Spend Matters welcomes a guest post from Jade Savage of Mintec.
Last week we wrote about beef, not long after the news broke that Smithfield Foods will be sold to a Chinese pork producer. So it’s fitting to take a look at pork prices this week.
US pork prices have been high for the past few years, averaging $1,870 per ton between 2010 and 2012. This compares to an average of $1,490 per ton between 2007 and 2009. Prices have remained firm so far this year, supported by high feed prices. However, could a good corn crop and weak demand for exports of US pork bring prices back down?
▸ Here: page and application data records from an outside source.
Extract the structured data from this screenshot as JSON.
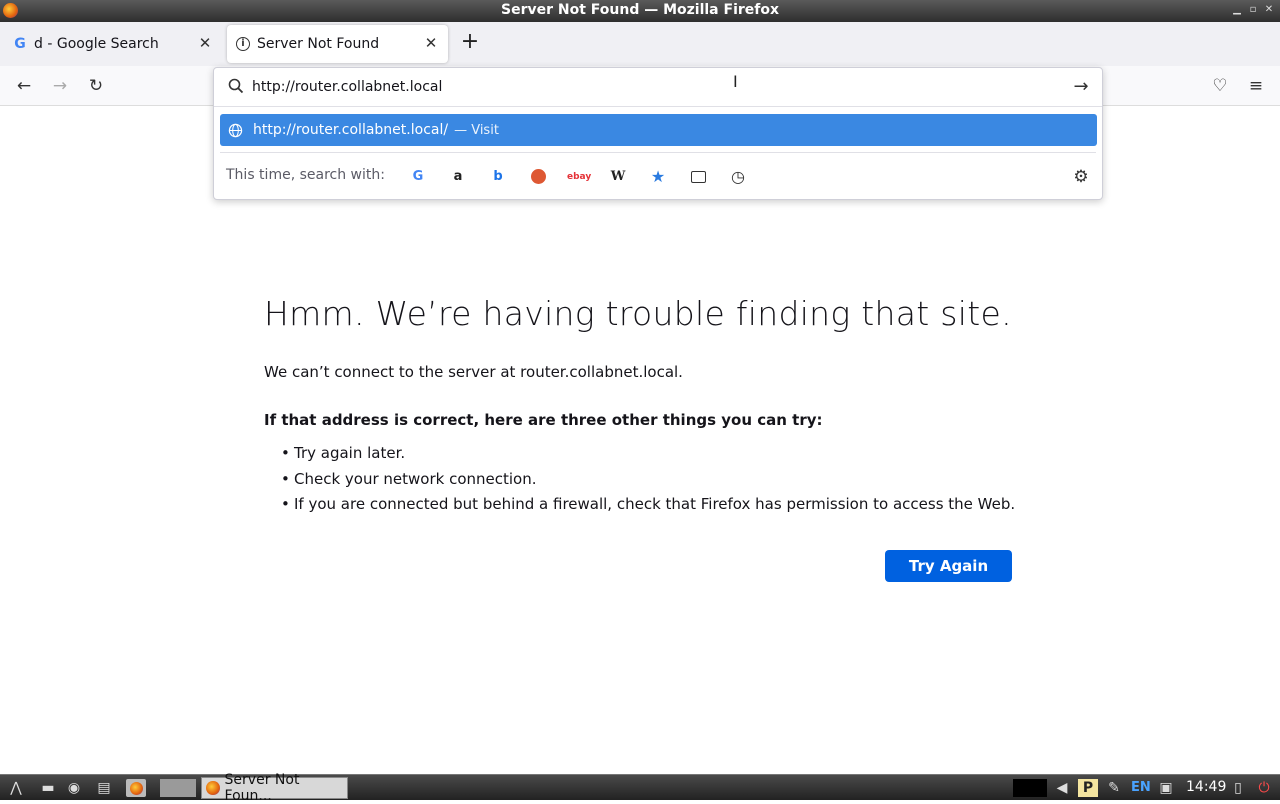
{
  "window": {
    "title": "Server Not Found — Mozilla Firefox"
  },
  "tabs": [
    {
      "label": "d - Google Search",
      "icon": "google-icon"
    },
    {
      "label": "Server Not Found",
      "icon": "info-icon"
    }
  ],
  "urlbar": {
    "value": "http://router.collabnet.local",
    "suggestion": {
      "url": "http://router.collabnet.local/",
      "action": "— Visit"
    },
    "search_with_label": "This time, search with:",
    "engines": [
      "google-icon",
      "amazon-icon",
      "bing-icon",
      "duckduckgo-icon",
      "ebay-icon",
      "wikipedia-icon",
      "bookmarks-icon",
      "tabs-icon",
      "history-icon"
    ]
  },
  "error_page": {
    "title": "Hmm. We’re having trouble finding that site.",
    "description": "We can’t connect to the server at router.collabnet.local.",
    "subtitle": "If that address is correct, here are three other things you can try:",
    "suggestions": [
      "Try again later.",
      "Check your network connection.",
      "If you are connected but behind a firewall, check that Firefox has permission to access the Web."
    ],
    "button_label": "Try Again"
  },
  "taskbar": {
    "task_label": "Server Not Foun...",
    "language": "EN",
    "clock": "14:49"
  },
  "colors": {
    "accent": "#0061e0",
    "highlight": "#3a88e2"
  }
}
As with the beef markets, the price of corn, a key ingredient in pig feed, rose considerably in mid-2012 as the crop was affected by a severe drought in the Midwest last summer. Production is expected to recover in the coming season, with plantings up in response to the high prices.
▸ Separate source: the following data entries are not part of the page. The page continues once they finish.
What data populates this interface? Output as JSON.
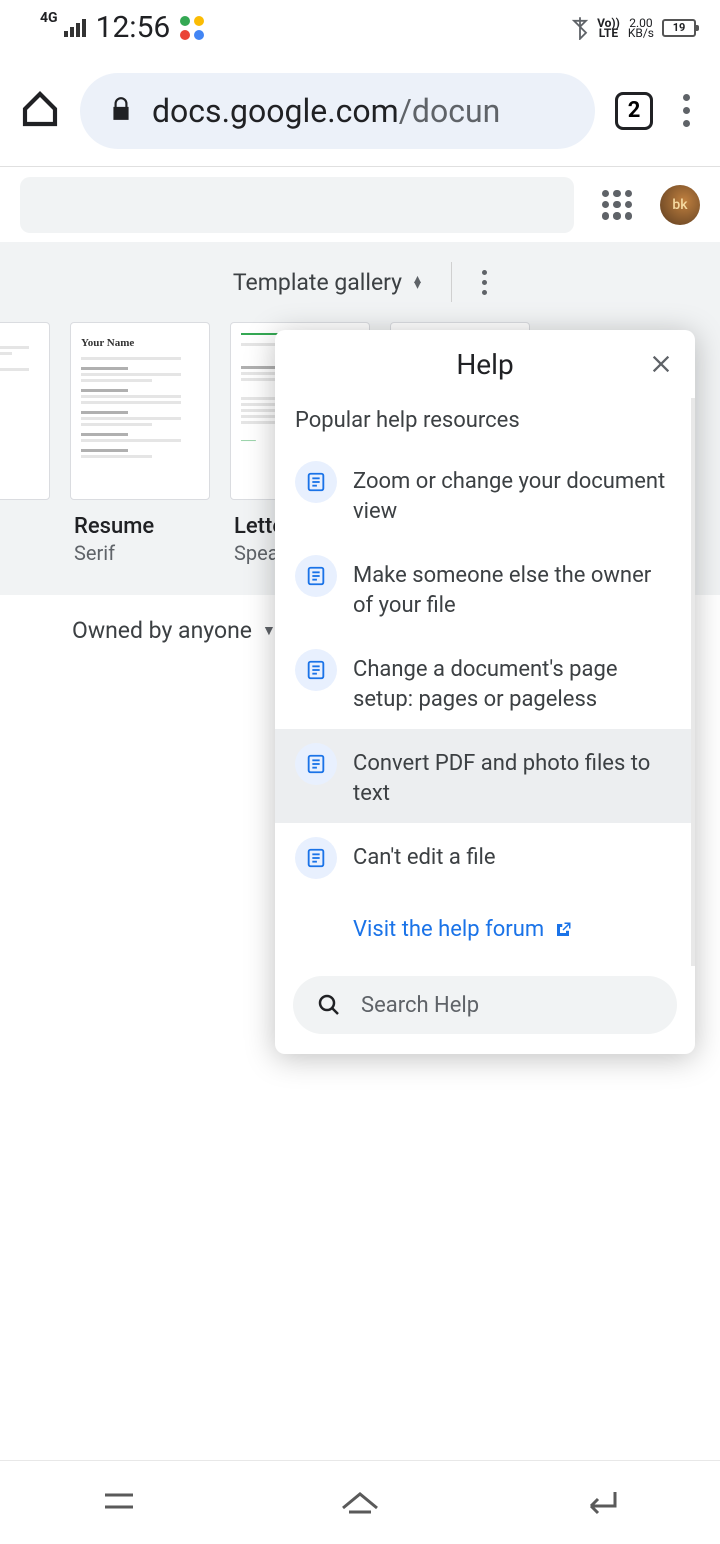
{
  "status": {
    "network": "4G",
    "time": "12:56",
    "volte_top": "Vo))",
    "volte_bot": "LTE",
    "speed_top": "2.00",
    "speed_bot": "KB/s",
    "battery": "19"
  },
  "browser": {
    "url_host": "docs.google.com",
    "url_path": "/docun",
    "tab_count": "2"
  },
  "gallery": {
    "label": "Template gallery",
    "templates": [
      {
        "title": "Resume",
        "subtitle": "Serif",
        "heading": "Your Name"
      },
      {
        "title": "Letter",
        "subtitle": "Spearmint",
        "heading": ""
      }
    ]
  },
  "filter": {
    "label": "Owned by anyone"
  },
  "help": {
    "title": "Help",
    "section": "Popular help resources",
    "items": [
      "Zoom or change your document view",
      "Make someone else the owner of your file",
      "Change a document's page setup: pages or pageless",
      "Convert PDF and photo files to text",
      "Can't edit a file"
    ],
    "forum": "Visit the help forum",
    "search_placeholder": "Search Help"
  },
  "avatar_text": "bk"
}
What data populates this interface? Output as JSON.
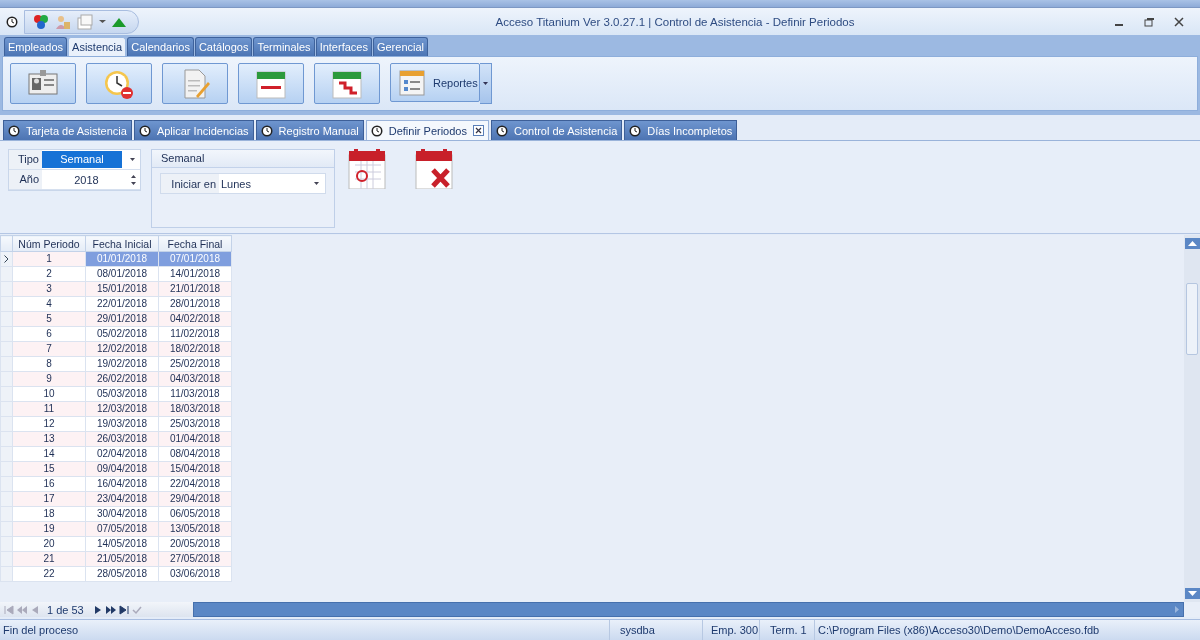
{
  "window": {
    "title": "Acceso Titanium  Ver 3.0.27.1 | Control de Asistencia - Definir Periodos"
  },
  "ribbon_tabs": [
    {
      "label": "Empleados",
      "selected": false
    },
    {
      "label": "Asistencia",
      "selected": true
    },
    {
      "label": "Calendarios",
      "selected": false
    },
    {
      "label": "Catálogos",
      "selected": false
    },
    {
      "label": "Terminales",
      "selected": false
    },
    {
      "label": "Interfaces",
      "selected": false
    },
    {
      "label": "Gerencial",
      "selected": false
    }
  ],
  "ribbon_buttons": [
    {
      "kind": "plain"
    },
    {
      "kind": "plain"
    },
    {
      "kind": "plain"
    },
    {
      "kind": "plain"
    },
    {
      "kind": "plain"
    },
    {
      "kind": "split",
      "label": "Reportes"
    }
  ],
  "doc_tabs": [
    {
      "label": "Tarjeta de Asistencia",
      "selected": false
    },
    {
      "label": "Aplicar Incidencias",
      "selected": false
    },
    {
      "label": "Registro Manual",
      "selected": false
    },
    {
      "label": "Definir Periodos",
      "selected": true
    },
    {
      "label": "Control de Asistencia",
      "selected": false
    },
    {
      "label": "Días Incompletos",
      "selected": false
    }
  ],
  "form": {
    "tipo_label": "Tipo",
    "tipo_value": "Semanal",
    "anio_label": "Año",
    "anio_value": "2018",
    "group_title": "Semanal",
    "iniciar_label": "Iniciar en",
    "iniciar_value": "Lunes"
  },
  "table": {
    "columns": [
      "Núm Periodo",
      "Fecha Inicial",
      "Fecha Final"
    ],
    "rows": [
      {
        "cells": [
          "1",
          "01/01/2018",
          "07/01/2018"
        ],
        "selected": true
      },
      {
        "cells": [
          "2",
          "08/01/2018",
          "14/01/2018"
        ],
        "selected": false
      },
      {
        "cells": [
          "3",
          "15/01/2018",
          "21/01/2018"
        ],
        "selected": false
      },
      {
        "cells": [
          "4",
          "22/01/2018",
          "28/01/2018"
        ],
        "selected": false
      },
      {
        "cells": [
          "5",
          "29/01/2018",
          "04/02/2018"
        ],
        "selected": false
      },
      {
        "cells": [
          "6",
          "05/02/2018",
          "11/02/2018"
        ],
        "selected": false
      },
      {
        "cells": [
          "7",
          "12/02/2018",
          "18/02/2018"
        ],
        "selected": false
      },
      {
        "cells": [
          "8",
          "19/02/2018",
          "25/02/2018"
        ],
        "selected": false
      },
      {
        "cells": [
          "9",
          "26/02/2018",
          "04/03/2018"
        ],
        "selected": false
      },
      {
        "cells": [
          "10",
          "05/03/2018",
          "11/03/2018"
        ],
        "selected": false
      },
      {
        "cells": [
          "11",
          "12/03/2018",
          "18/03/2018"
        ],
        "selected": false
      },
      {
        "cells": [
          "12",
          "19/03/2018",
          "25/03/2018"
        ],
        "selected": false
      },
      {
        "cells": [
          "13",
          "26/03/2018",
          "01/04/2018"
        ],
        "selected": false
      },
      {
        "cells": [
          "14",
          "02/04/2018",
          "08/04/2018"
        ],
        "selected": false
      },
      {
        "cells": [
          "15",
          "09/04/2018",
          "15/04/2018"
        ],
        "selected": false
      },
      {
        "cells": [
          "16",
          "16/04/2018",
          "22/04/2018"
        ],
        "selected": false
      },
      {
        "cells": [
          "17",
          "23/04/2018",
          "29/04/2018"
        ],
        "selected": false
      },
      {
        "cells": [
          "18",
          "30/04/2018",
          "06/05/2018"
        ],
        "selected": false
      },
      {
        "cells": [
          "19",
          "07/05/2018",
          "13/05/2018"
        ],
        "selected": false
      },
      {
        "cells": [
          "20",
          "14/05/2018",
          "20/05/2018"
        ],
        "selected": false
      },
      {
        "cells": [
          "21",
          "21/05/2018",
          "27/05/2018"
        ],
        "selected": false
      },
      {
        "cells": [
          "22",
          "28/05/2018",
          "03/06/2018"
        ],
        "selected": false
      }
    ]
  },
  "navigator": {
    "position": "1 de 53"
  },
  "status_bar": [
    "Fin del proceso",
    "sysdba",
    "Emp. 300",
    "Term. 1",
    "C:\\Program Files (x86)\\Acceso30\\Demo\\DemoAcceso.fdb"
  ]
}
US pork production is forecast to rise 1% year-on-year to 10.67 million tons in 2013. The number of pig births exceeded expectations in Q1 2013, rising 2% year-on-year to 29 million head, and carcass weights are expected to rise in response to the recently falling prices of feed grains.
This rise in pork production will be met with subdued demand from the export market. US pork exports are expected to decline 3% to 2.36 million tons this year as a stronger dollar has led to reduced demand from Japan, the US’s top export destination. Trade with China and Russia has also been affected by restrictions related to the use of the growth stimulant ractopamine by US producers. China and Russia are the US’s third and fifth largest export markets, respectively.
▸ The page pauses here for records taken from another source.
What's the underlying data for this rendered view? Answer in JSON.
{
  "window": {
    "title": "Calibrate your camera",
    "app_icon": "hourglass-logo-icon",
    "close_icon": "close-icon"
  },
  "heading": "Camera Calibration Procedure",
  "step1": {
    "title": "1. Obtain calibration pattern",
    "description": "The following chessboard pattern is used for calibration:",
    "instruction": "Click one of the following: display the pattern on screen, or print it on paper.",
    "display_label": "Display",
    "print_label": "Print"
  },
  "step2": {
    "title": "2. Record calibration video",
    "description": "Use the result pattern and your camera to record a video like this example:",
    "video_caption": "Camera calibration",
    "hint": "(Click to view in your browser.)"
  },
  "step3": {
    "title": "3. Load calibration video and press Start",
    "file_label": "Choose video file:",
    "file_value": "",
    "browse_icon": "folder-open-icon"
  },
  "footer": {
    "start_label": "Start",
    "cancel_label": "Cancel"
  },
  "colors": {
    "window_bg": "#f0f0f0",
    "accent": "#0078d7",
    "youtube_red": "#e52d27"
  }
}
This increased production, coupled with weakening demand from overseas, is expected to lower US pork prices this year, and there are some additional seasonal factors which could spark considerable price drops towards the fall. If the corn harvest meets expectations this September, pork prices will be further weighed down by a subsequent drop in feed costs. Furthermore, US prices tend to dip towards October, in line with seasonal peaks in pig slaughtering.
So there is potential for pork prices to return to more historically “normal” levels this year, but this will require favorable weather conditions to gain a good corn crop. Let’s hope it’s just the pork chops that get a grilling this summer.